──────── Records for this exercise ────────

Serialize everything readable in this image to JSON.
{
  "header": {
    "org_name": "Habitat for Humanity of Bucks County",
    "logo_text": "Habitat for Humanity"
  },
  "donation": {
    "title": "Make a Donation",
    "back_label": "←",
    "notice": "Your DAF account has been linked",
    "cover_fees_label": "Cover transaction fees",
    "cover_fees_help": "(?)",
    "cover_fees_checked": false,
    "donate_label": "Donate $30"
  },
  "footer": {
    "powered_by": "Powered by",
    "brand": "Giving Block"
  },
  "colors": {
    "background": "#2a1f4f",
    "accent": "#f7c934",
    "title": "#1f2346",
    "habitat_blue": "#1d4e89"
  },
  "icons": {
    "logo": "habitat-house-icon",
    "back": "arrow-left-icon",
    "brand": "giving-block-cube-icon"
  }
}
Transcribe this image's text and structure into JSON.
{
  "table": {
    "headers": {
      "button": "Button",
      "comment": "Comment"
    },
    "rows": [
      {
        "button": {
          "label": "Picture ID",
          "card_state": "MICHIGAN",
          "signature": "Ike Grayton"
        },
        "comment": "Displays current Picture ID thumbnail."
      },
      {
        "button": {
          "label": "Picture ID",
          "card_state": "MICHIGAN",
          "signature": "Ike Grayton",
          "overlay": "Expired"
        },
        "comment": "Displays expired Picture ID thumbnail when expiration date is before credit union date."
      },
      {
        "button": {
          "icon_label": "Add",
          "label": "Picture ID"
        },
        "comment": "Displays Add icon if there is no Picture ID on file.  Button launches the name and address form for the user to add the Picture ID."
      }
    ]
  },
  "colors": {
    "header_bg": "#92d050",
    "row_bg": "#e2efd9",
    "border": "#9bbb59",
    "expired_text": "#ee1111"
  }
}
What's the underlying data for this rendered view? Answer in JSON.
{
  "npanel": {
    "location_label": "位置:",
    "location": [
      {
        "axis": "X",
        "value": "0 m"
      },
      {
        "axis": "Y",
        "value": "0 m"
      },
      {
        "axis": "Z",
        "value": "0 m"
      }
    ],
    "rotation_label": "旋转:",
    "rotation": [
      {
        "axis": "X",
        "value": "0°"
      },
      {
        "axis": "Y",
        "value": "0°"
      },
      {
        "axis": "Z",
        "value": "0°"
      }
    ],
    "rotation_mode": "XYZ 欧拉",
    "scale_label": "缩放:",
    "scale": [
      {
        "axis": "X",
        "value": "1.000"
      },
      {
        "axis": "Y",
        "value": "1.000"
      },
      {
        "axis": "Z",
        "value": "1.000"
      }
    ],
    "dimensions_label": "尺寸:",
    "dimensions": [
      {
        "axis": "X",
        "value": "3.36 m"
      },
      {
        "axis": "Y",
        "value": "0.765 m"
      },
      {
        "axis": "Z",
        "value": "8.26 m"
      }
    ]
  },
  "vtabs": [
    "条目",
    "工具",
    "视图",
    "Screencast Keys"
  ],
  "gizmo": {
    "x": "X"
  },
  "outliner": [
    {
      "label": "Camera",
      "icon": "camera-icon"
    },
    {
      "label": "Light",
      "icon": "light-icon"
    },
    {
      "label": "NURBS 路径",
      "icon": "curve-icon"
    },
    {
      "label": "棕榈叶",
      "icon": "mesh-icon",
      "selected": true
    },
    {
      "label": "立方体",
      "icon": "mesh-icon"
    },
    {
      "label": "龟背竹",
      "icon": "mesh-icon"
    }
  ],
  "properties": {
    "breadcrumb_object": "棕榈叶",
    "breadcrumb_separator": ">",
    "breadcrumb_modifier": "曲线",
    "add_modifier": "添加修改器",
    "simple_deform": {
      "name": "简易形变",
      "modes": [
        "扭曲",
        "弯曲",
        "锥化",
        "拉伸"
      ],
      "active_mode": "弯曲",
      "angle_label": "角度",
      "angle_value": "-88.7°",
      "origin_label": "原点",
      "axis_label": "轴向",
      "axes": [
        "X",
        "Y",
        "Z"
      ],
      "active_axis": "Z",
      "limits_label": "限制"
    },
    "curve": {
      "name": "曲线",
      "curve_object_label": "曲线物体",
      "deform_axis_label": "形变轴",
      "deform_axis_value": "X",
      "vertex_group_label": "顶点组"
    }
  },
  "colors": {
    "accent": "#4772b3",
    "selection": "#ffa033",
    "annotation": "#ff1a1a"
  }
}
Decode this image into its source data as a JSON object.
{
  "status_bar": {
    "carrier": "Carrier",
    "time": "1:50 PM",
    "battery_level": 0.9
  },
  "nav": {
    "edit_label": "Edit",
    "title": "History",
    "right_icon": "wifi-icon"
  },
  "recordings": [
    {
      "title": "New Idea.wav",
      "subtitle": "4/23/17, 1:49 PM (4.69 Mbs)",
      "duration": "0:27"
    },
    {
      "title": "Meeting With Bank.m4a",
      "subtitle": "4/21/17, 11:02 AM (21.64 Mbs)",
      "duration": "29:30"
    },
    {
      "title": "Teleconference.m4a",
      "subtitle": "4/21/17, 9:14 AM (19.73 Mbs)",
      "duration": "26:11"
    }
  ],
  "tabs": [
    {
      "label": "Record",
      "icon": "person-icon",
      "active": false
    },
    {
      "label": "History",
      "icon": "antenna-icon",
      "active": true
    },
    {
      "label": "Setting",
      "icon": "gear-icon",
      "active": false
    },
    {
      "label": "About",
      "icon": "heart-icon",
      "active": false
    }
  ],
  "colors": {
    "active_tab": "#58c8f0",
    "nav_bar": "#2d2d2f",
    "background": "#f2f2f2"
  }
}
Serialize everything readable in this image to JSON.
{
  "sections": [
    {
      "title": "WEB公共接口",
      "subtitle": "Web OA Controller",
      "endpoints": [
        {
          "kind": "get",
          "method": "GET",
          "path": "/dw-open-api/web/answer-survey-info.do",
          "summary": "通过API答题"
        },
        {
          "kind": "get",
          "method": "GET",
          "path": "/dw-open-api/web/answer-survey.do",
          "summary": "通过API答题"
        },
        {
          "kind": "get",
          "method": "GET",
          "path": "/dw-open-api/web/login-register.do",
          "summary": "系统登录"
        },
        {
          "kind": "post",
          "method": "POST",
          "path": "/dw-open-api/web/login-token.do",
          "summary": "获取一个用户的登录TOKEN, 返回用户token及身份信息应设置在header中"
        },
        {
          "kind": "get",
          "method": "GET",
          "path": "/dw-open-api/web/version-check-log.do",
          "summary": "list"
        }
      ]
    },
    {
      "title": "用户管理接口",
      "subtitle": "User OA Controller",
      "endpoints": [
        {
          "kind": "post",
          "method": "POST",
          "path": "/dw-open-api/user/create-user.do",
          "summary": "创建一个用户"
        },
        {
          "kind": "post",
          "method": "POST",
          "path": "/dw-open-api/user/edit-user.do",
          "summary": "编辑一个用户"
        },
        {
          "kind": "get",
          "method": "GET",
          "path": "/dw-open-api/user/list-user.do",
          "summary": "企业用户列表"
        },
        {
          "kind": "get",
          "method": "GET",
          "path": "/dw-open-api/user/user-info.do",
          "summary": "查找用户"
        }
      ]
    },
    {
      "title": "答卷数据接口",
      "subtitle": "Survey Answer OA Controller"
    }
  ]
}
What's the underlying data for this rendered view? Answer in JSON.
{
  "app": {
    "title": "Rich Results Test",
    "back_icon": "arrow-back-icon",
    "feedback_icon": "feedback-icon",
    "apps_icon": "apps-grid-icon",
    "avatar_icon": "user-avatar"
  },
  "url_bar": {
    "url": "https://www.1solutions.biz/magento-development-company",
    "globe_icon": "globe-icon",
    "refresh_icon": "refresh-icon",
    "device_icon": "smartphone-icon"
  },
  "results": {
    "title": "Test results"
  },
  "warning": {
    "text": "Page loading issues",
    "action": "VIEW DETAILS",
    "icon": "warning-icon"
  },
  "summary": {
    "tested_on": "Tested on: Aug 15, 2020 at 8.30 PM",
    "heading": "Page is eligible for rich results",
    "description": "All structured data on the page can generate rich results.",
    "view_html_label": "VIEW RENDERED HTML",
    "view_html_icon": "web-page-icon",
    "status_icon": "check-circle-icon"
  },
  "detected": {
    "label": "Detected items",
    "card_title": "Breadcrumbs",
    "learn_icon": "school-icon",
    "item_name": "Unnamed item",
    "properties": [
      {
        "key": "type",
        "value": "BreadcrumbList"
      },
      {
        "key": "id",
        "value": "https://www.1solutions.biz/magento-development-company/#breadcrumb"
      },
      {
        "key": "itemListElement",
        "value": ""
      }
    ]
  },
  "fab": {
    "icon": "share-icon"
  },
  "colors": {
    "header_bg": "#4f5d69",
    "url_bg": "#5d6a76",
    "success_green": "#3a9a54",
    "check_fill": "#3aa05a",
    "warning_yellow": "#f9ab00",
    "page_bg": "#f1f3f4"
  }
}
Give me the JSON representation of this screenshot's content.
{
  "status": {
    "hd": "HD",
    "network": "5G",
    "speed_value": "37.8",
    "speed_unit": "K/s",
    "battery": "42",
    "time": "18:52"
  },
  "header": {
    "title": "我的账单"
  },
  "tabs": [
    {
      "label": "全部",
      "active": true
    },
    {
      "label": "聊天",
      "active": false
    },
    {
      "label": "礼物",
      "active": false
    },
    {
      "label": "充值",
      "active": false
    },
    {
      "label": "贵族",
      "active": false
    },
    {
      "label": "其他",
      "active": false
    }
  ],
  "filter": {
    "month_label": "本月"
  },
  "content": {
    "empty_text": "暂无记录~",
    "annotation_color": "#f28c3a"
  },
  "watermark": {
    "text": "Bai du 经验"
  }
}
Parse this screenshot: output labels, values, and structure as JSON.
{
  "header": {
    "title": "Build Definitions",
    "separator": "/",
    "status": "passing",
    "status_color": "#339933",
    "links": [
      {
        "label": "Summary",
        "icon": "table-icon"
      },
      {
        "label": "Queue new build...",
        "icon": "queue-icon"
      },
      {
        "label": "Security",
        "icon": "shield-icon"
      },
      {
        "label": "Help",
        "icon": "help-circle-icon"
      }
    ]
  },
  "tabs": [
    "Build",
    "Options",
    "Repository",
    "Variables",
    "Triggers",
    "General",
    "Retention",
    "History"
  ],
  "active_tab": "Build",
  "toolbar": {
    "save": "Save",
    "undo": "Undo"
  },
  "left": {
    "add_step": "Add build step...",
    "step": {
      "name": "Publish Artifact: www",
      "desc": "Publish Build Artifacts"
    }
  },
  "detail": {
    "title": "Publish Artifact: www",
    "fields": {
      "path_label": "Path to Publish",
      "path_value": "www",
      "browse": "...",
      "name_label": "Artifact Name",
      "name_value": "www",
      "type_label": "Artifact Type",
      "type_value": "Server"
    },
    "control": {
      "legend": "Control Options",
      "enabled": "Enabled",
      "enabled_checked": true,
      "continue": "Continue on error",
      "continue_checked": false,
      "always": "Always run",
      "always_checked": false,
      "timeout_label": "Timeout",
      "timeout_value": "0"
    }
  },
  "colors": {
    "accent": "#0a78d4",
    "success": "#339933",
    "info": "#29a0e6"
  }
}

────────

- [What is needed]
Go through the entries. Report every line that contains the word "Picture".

- [Finished exercise]
          "label": "Picture ID",
        "comment": "Displays current Picture ID thumbnail."
          "label": "Picture ID",
        "comment": "Displays expired Picture ID thumbnail when expiration date is before credit union date."
          "label": "Picture ID"
        "comment": "Displays Add icon if there is no Picture ID on file.  Button launches the name and address form for the user to add the Picture ID."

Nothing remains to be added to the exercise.